Document Detail


Feasibility of landfill gas as a liquefied natural gas fuel source for refuse trucks.
MedLine Citation:
PMID:  18512437     Owner:  NLM     Status:  MEDLINE    
Abstract/OtherAbstract:
The purpose of this paper is to develop a methodology to evaluate the feasibility of using landfill gas (LFG) as a liquefied natural gas (LNG) fuel source for heavy-duty refuse trucks operating on landfills. Using LFG as a vehicle fuel can make the landfills more self-sustaining, reduce their dependence on fossil fuels, and reduce emissions and greenhouse gases. Acrion Technologies Inc. in association with Mack Trucks Inc. developed a technology to generate LNG from LFG using the CO2 WASH process. A successful application of this process was performed at the Eco Complex in Burlington County, PA. During this application two LNG refuse trucks were operated for 600 hr each using LNG produced from gases from the landfill. The methodology developed in this paper can evaluate the feasibility of three LFG options: doing nothing, electricity generation, and producing LNG to fuel refuse trucks. The methodology involved the modeling of several components: LFG generation, energy recovery processes, fleet operations, economic feasibility, and decision-making. The economic feasibility considers factors such as capital, maintenance, operational, and fuel costs, emissions and tax benefits, and the sale of products such as surplus LNG and food-grade carbon dioxide (CO2). Texas was used as a case study. The 96 landfills in Texas were prioritized and 17 landfills were identified that showed potential for converting LFG to LNG for use as a refuse truck fuel. The methodology was applied to a pilot landfill in El Paso, TX. The analysis showed that converting LFG to LNG to fuel refuse trucks proved to be the most feasible option and that the methodology can be applied for any landfill that considers this option.
Authors:
Josias Zietsman; Muhammad Ehsanul Bari; Aaron J Rand; Bhushan Gokhale; Dominique Lord; Sunil Kumar
Related Documents :
14607487 - Wet oxidation pretreatment for the increase in anaerobic biodegradability of newspaper ...
11848357 - Effectiveness and mechanism of potassium ferrate(vi) preoxidation for algae removal by ...
16232517 - Treatment of liquid fraction separated from liquidized food waste in an upflow anaerobi...
23748767 - Lower photostability of capsanthin dispersed in an aqueous solution.
17374687 - Zinc deficiency: a special challenge.
1959027 - Brain neuropeptide y: an integrator of endocrine, metabolic and behavioral processes.
Publication Detail:
Type:  Journal Article    
Journal Detail:
Title:  Journal of the Air & Waste Management Association (1995)     Volume:  58     ISSN:  1096-2247     ISO Abbreviation:  J Air Waste Manag Assoc     Publication Date:  2008 May 
Date Detail:
Created Date:  2008-06-02     Completed Date:  2008-07-18     Revised Date:  -    
Medline Journal Info:
Nlm Unique ID:  9503111     Medline TA:  J Air Waste Manag Assoc     Country:  United States    
Other Details:
Languages:  eng     Pagination:  613-9     Citation Subset:  IM    
Affiliation:
Center for Air Quality Studies, Texas Transportation Institute, the Texas A&M University System, College Station, TX 77843, USA. zietsman@tamu.edu
Export Citation:
APA/MLA Format     Download EndNote     Download BibTex
MeSH Terms
Descriptor/Qualifier:
Electricity
Feasibility Studies
Fossil Fuels / analysis*,  economics
Gases / analysis*
Refuse Disposal* / economics
Texas
Chemical
Reg. No./Substance:
0/Fossil Fuels; 0/Gases

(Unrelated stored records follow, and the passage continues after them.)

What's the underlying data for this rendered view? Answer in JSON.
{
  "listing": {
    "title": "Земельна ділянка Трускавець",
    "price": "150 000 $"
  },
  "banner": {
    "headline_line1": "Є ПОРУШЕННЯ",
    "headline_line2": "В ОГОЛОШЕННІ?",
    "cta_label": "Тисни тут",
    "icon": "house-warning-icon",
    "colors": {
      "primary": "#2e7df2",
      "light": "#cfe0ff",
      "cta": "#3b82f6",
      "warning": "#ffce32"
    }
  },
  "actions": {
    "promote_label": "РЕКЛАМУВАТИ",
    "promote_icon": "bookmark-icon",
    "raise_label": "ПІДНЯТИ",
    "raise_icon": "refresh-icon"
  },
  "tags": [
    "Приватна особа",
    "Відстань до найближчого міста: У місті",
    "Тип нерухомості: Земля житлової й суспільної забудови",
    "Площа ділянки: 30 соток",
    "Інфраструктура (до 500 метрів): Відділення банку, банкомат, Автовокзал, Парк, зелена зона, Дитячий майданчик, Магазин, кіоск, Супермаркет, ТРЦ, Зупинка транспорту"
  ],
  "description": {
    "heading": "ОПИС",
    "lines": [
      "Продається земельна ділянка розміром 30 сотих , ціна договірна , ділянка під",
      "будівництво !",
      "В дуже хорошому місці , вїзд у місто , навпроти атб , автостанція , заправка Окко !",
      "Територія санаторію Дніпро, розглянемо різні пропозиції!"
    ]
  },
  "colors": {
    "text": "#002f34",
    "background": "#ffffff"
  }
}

From MEDLINE®/PubMed®, a database of the U.S. National Library of Medicine


Previous Document:  Methane oxidation in compost-based landfill cover with vegetation during wet and dry conditions in t...
Next Document:  Methane balance of a bioreactor landfill in Latin America.